| DATA SUPPLIED |
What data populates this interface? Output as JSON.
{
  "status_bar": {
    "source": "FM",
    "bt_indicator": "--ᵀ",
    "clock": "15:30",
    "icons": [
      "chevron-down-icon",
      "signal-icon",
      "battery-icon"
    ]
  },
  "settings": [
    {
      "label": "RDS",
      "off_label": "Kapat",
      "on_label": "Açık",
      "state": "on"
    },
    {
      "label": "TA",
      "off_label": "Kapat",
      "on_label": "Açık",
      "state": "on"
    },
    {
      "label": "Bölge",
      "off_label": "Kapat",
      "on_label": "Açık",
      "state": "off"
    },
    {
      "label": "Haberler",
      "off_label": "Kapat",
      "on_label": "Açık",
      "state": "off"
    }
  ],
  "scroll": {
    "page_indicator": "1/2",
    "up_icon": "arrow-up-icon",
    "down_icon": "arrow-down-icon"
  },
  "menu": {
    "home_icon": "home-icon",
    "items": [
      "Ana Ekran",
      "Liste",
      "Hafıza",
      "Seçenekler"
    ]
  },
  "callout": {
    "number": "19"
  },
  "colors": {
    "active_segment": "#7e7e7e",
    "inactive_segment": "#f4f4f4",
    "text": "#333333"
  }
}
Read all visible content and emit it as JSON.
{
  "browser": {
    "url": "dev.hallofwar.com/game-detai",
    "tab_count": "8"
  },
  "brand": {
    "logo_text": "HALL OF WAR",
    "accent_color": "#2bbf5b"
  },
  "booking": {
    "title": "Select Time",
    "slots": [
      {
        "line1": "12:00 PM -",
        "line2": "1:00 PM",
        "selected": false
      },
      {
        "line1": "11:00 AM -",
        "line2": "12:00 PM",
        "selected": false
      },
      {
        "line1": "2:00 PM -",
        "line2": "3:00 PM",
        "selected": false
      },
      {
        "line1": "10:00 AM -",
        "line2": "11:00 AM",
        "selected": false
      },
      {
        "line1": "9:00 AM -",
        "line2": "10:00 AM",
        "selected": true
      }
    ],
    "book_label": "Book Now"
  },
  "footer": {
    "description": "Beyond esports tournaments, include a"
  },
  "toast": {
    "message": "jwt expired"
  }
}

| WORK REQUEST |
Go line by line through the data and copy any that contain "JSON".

| TASK RESPONSE |
What data populates this interface? Output as JSON.
Read all visible content and emit it as JSON.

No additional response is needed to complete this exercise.